Matthew 14: 14-22
Feeding of Five Thousand
Can you find a man's face hidden among the coffee beans?
Trust me, he's in there.
Knowing that there is a face hidden in the picture doesn’t necessarily make it easy to find. Not knowing it is there would render it virtually impossible to notice. The way we look at something will determine what we are likely to see. This is as true for our reading of the Holy scriptures as much as for anything else.
In the history of biblical interpretation, four major types of hermeneutics (the branch of knowledge that deals with interpretation, especially of the Bible or literary texts) have emerged: the literal, moral, allegorical, and anagogical. I wonder how you interpret today's Gospel reading.
Matthew 14 tells us how Christ fed the multitudes – 5000 men plus the women and children. Have you ever noticed just how that is done? First, we have Christ giving thanks. We then have the bread being broken and distributed - Familiar?
Christ gives thanks - Just as we offer the Anaphora or the "Great Thanksgiving" The central prayer of the Eucharist.
Christ breaks the bread – Just as the priest breaks the bread representing our Lord’s body; the Eucharist.
Christ gives it to his disciples to distribute - representing the Priest distributing communion at the Liturgy,
Finally; the people are filled!
When we gather together for the Divine Liturgy we partake in the greatest of miracles! As the priest stands at the altar, he says, “The Lamb of God is broken and distributed, broken yet not divided, ever eaten, yet never consumed; but sanctifies those who partake.”
After all had eaten of the 5 loaves and 2 fish in today’s gospel account, there are taken up 12 baskets full, one for each of the 12 apostles; and these baskets have been passed down from the apostles into the hands of the bishops and priests in every generation and remain ever full – ever eaten yet never consumed!
Is there anything more important than to receive the “most precious and holy Body and Blood of our Lord and God and saviour, Jesus Christ, for the remission of sins and for eternal life”? – what the Fathers call the “Medicine of Immortality.”
The ‘feeding’ miracle(s) are offered to us by all four of the Gospel writers, and in John chapter 6 Christ explains the true significance (John 6:48,51- 56) “I am the bread of life… Most assuredly, I say to you, unless you eat the flesh of the Son of Man and drink His blood, you have no life in You…. Whoever eats My flesh and drinks My blood has eternal life and I will raise him up at the last day…”. The most serious penalty that can be imposed upon an Orthodox Christian is to be cut off from communion – to be ex-communicated. We need to be coming to the cup at every opportunity, this is life!
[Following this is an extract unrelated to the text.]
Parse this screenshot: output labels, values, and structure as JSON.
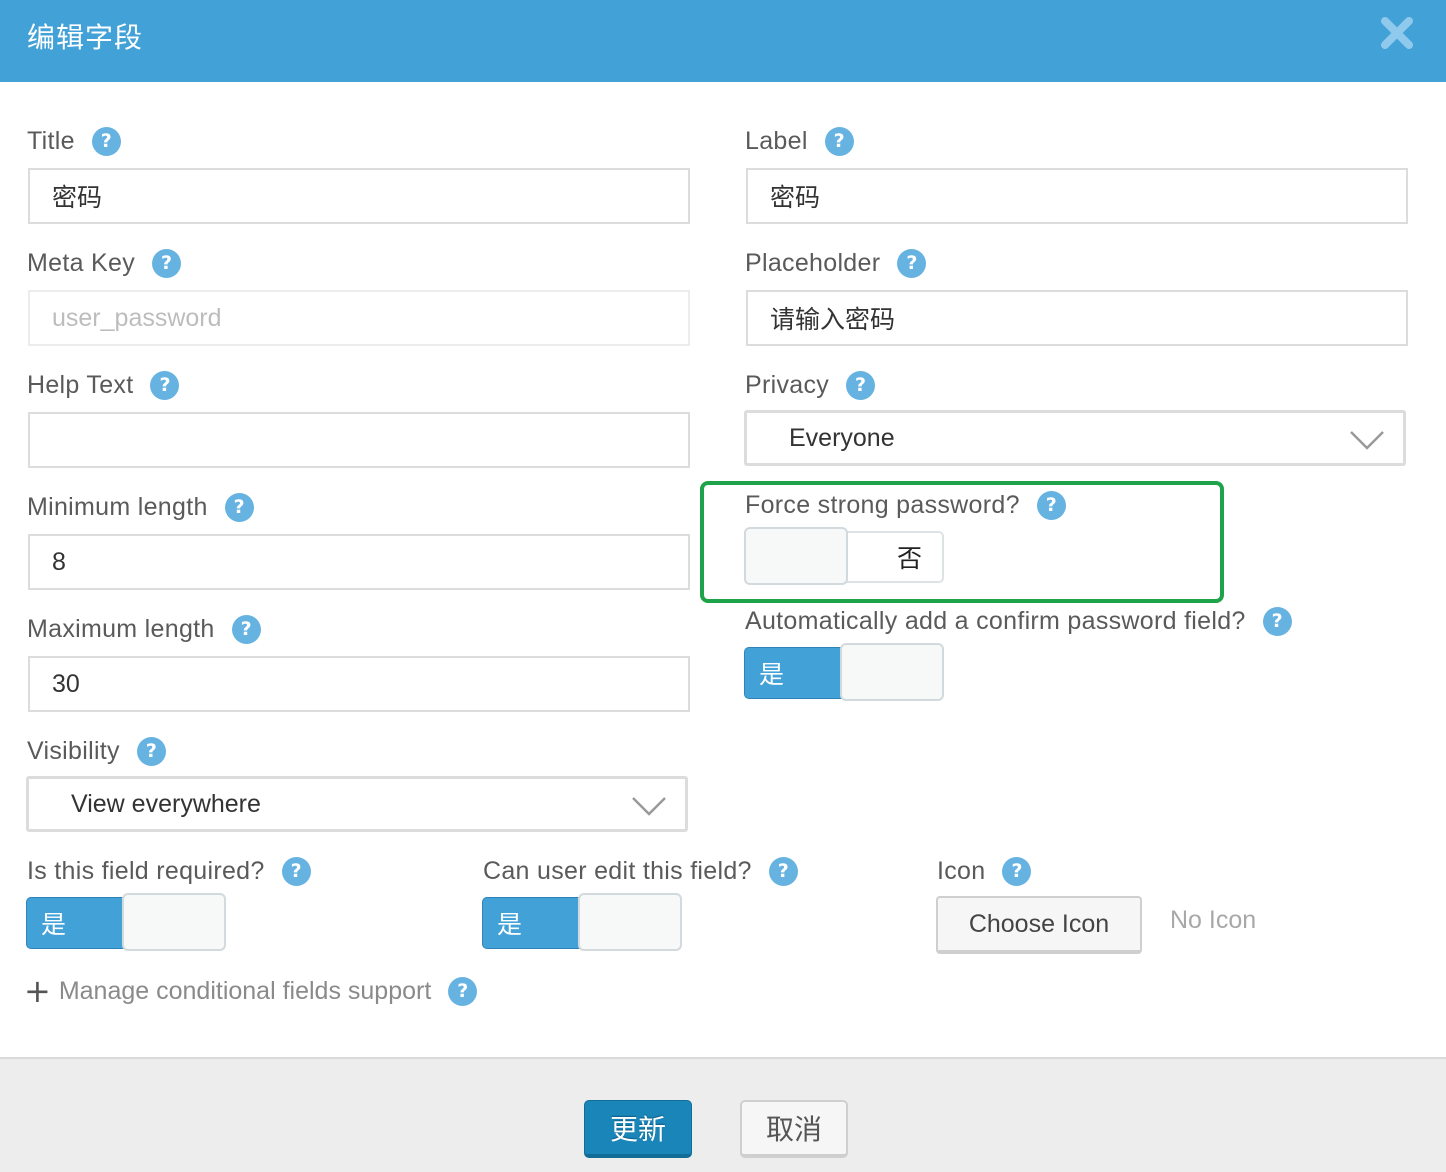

However, for many, this is just not possible or wise at this present time and our hearts and prayers go out to those of our community that are not able to be present with us at the Divine Liturgy. We pray that we might soon be able to come together and receive the Holy Mysteries; that we might soon gather again at our Lord’s table together with the entire Church visible and invisible. And that He, who gave himself up for the life of the world, may ever lead us into all that He has prepared for each of us, through partaking in His very Body and Blood.
Father Julian, 2/8/2020
This mainly contains homilies and messages from our priests, although there is some scope to share thoughts and interesting articles which we may want to share with others